CE: This is a process that took 13 years. It all started after I visited Estelo Padrón’s Villazon Factory in 1995 (Hoyo and Punch Honduras). I was determined to have the cleanest cigar operation out there. The process started in the factory and eventually moved over to the farm. The process is expensive and using green products does not allow you any shortcuts. It is not cheap. However, this has also placed us 15 years ahead of everybody else when it comes to the competition. The same is true with the factory. The reason it takes so long is because we have to change the local culture. Bayer reaches out to our workers, into their homes to help them develop more hygienic habits.
TB: When you began CLE Cigars, what was your goal? Has that goal changed?
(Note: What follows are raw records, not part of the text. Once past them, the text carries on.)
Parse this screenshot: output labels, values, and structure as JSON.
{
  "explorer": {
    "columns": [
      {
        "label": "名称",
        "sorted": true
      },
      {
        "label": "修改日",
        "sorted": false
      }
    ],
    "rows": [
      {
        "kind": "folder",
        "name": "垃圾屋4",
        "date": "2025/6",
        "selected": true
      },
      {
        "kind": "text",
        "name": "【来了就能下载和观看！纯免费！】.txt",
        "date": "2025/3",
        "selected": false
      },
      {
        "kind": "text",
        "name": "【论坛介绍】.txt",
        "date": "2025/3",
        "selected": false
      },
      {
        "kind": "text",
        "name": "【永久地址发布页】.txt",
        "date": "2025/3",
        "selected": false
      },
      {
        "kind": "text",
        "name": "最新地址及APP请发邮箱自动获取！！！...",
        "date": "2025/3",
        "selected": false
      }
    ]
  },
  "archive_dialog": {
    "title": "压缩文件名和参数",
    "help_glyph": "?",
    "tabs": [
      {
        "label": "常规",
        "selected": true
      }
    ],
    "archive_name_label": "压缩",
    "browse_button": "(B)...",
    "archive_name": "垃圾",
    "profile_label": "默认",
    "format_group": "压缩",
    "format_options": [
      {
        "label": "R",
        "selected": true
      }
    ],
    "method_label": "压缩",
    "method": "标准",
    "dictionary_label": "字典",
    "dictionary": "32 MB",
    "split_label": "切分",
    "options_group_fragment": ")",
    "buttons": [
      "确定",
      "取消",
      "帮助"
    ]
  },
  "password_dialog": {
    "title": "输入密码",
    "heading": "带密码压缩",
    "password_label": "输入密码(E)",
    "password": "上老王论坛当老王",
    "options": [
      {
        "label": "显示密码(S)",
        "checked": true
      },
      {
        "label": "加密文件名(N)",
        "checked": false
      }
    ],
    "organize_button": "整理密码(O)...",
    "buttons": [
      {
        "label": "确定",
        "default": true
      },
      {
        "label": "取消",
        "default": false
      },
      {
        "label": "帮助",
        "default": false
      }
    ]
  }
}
CE: The goals have changed dramatically. Our intention was to only make and sell 600,000 cigars per year. However, when Asylum 13 was launched, the response was overwhelming and we had to change the model. We were also open to allowing very creative people to generate their ideas. We soon learned that cigar smokers did not respond to this well. We have since trimmed our portfolio and with the addition of Puros Indios and Cuba Aliados, our focus is to also reinvigorate brands that were very popular at one point.
TB: Despite FDA involvement and generally increased “nanny state” tendencies, do you feel like you can now do things in the cigar Industry that you couldn’t back when you were running Camacho?
CE: The point of view that I am much more mature and have a much better understating of branding and more patience when it comes to quality, yes. However, the SCHIP and now the FDA have eliminated what I found to be the fun part of this business and have stolen any chance at innovation. It is very frustrating and has me very angry.
TB: You’ve worked closely with many industry personalities over the years: Litto Gomez, Robert Caldwell, Tom Lazuka, and Matt Booth to name a few. Is there anyone you haven’t worked with yet, that you’d like to eventually?
CE: Yes, one of my mentors, Carlos Fuente. I would have loved to have had the chance. I admire the way he works and I have used his example in this new company. As a matter of fact, just like we modeled Camacho after Villazon, we have modeled CLE after Fuente. Quality and the preservation of the brands are the very back bone of our model.
TB: You are known for strong blends, and I know you used to enjoy the old Camacho Diplomas very much. Do you find your tastes changing?
CE: Absolutely! I am now more focused on medium-bodied cigars with richer flavor profiles. Tastes do change as we evolve and mature.
TB: What is your current favorite cigar?
CE: The regular EIROA 5.0”x50 or 4.0”x48 box pressed. I really enjoy the EIROA First 20, but I have to be completely relaxed without any distractions to truly enjoy them. It’s a romantic thing for me.
TB: When I came down and stayed at Camp Camacho almost 10 years ago, you gave me some great advice. You said to always let a cigar dry a bit before smoking, something about how it intensifies the flavor. I truly believe that is a key to true cigar enjoyment.
CE: I am glad you remembered, moisture affects the flavor of cigars greatly. It is your enemy. I can also recommend you cut the cigars at an upward angle so the smoke hits your palate and not your tongue. If you have learned to blow the smoke out your nose, then the experience is as if you had never smoked a cigar ever before.